(Stored items)
☆ ☆ ☆ ☆ ☆

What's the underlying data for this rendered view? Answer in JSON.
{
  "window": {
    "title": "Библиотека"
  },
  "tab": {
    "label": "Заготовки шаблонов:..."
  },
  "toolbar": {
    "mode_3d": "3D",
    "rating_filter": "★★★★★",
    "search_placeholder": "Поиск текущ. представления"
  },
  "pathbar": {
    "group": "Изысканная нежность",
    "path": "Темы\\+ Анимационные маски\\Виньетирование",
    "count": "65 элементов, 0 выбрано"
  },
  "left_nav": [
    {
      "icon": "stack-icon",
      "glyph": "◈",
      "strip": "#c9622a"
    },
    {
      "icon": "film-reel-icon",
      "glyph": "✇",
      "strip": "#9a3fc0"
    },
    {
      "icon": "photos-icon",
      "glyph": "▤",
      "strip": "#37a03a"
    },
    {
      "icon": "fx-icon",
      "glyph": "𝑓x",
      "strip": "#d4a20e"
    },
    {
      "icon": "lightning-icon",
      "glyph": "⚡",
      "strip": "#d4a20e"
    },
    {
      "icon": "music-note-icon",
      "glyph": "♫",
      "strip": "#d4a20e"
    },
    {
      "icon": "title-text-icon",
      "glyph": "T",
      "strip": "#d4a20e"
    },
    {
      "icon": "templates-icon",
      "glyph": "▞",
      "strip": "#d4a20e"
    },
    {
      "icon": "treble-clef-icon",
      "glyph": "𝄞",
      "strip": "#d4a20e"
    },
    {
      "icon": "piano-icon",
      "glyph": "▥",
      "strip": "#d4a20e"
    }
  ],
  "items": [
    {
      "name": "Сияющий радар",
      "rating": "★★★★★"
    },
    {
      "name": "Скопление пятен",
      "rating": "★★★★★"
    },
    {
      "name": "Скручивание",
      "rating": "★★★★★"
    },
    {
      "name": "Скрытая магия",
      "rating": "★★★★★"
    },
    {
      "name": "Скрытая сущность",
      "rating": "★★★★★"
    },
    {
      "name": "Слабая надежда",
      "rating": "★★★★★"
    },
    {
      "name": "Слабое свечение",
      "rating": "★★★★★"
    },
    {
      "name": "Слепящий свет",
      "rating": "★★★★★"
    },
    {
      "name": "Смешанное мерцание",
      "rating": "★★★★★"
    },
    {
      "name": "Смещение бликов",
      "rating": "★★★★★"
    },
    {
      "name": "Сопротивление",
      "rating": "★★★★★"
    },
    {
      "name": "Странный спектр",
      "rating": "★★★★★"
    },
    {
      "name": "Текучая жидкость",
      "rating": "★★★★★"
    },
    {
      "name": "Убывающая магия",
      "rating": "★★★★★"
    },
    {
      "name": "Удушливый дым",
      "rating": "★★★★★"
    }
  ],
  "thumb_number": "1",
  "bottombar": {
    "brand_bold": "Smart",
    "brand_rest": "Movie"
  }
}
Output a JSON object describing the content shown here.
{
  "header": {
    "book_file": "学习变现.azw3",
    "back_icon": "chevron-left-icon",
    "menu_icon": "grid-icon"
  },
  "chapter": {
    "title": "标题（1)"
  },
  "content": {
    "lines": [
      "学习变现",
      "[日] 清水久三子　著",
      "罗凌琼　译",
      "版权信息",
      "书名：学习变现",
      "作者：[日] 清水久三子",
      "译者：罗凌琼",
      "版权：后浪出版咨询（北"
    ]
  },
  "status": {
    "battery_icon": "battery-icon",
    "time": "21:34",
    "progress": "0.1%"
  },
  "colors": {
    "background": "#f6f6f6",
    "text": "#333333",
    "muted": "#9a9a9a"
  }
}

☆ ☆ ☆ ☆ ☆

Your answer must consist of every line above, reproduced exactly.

Task output:
What's the underlying data for this rendered view? Answer in JSON.
{
  "window": {
    "title": "Библиотека"
  },
  "tab": {
    "label": "Заготовки шаблонов:..."
  },
  "toolbar": {
    "mode_3d": "3D",
    "rating_filter": "★★★★★",
    "search_placeholder": "Поиск текущ. представления"
  },
  "pathbar": {
    "group": "Изысканная нежность",
    "path": "Темы\\+ Анимационные маски\\Виньетирование",
    "count": "65 элементов, 0 выбрано"
  },
  "left_nav": [
    {
      "icon": "stack-icon",
      "glyph": "◈",
      "strip": "#c9622a"
    },
    {
      "icon": "film-reel-icon",
      "glyph": "✇",
      "strip": "#9a3fc0"
    },
    {
      "icon": "photos-icon",
      "glyph": "▤",
      "strip": "#37a03a"
    },
    {
      "icon": "fx-icon",
      "glyph": "𝑓x",
      "strip": "#d4a20e"
    },
    {
      "icon": "lightning-icon",
      "glyph": "⚡",
      "strip": "#d4a20e"
    },
    {
      "icon": "music-note-icon",
      "glyph": "♫",
      "strip": "#d4a20e"
    },
    {
      "icon": "title-text-icon",
      "glyph": "T",
      "strip": "#d4a20e"
    },
    {
      "icon": "templates-icon",
      "glyph": "▞",
      "strip": "#d4a20e"
    },
    {
      "icon": "treble-clef-icon",
      "glyph": "𝄞",
      "strip": "#d4a20e"
    },
    {
      "icon": "piano-icon",
      "glyph": "▥",
      "strip": "#d4a20e"
    }
  ],
  "items": [
    {
      "name": "Сияющий радар",
      "rating": "★★★★★"
    },
    {
      "name": "Скопление пятен",
      "rating": "★★★★★"
    },
    {
      "name": "Скручивание",
      "rating": "★★★★★"
    },
    {
      "name": "Скрытая магия",
      "rating": "★★★★★"
    },
    {
      "name": "Скрытая сущность",
      "rating": "★★★★★"
    },
    {
      "name": "Слабая надежда",
      "rating": "★★★★★"
    },
    {
      "name": "Слабое свечение",
      "rating": "★★★★★"
    },
    {
      "name": "Слепящий свет",
      "rating": "★★★★★"
    },
    {
      "name": "Смешанное мерцание",
      "rating": "★★★★★"
    },
    {
      "name": "Смещение бликов",
      "rating": "★★★★★"
    },
    {
      "name": "Сопротивление",
      "rating": "★★★★★"
    },
    {
      "name": "Странный спектр",
      "rating": "★★★★★"
    },
    {
      "name": "Текучая жидкость",
      "rating": "★★★★★"
    },
    {
      "name": "Убывающая магия",
      "rating": "★★★★★"
    },
    {
      "name": "Удушливый дым",
      "rating": "★★★★★"
    }
  ],
  "thumb_number": "1",
  "bottombar": {
    "brand_bold": "Smart",
    "brand_rest": "Movie"
  }
}
Output a JSON object describing the content shown here.
{
  "header": {
    "book_file": "学习变现.azw3",
    "back_icon": "chevron-left-icon",
    "menu_icon": "grid-icon"
  },
  "chapter": {
    "title": "标题（1)"
  },
  "content": {
    "lines": [
      "学习变现",
      "[日] 清水久三子　著",
      "罗凌琼　译",
      "版权信息",
      "书名：学习变现",
      "作者：[日] 清水久三子",
      "译者：罗凌琼",
      "版权：后浪出版咨询（北"
    ]
  },
  "status": {
    "battery_icon": "battery-icon",
    "time": "21:34",
    "progress": "0.1%"
  },
  "colors": {
    "background": "#f6f6f6",
    "text": "#333333",
    "muted": "#9a9a9a"
  }
}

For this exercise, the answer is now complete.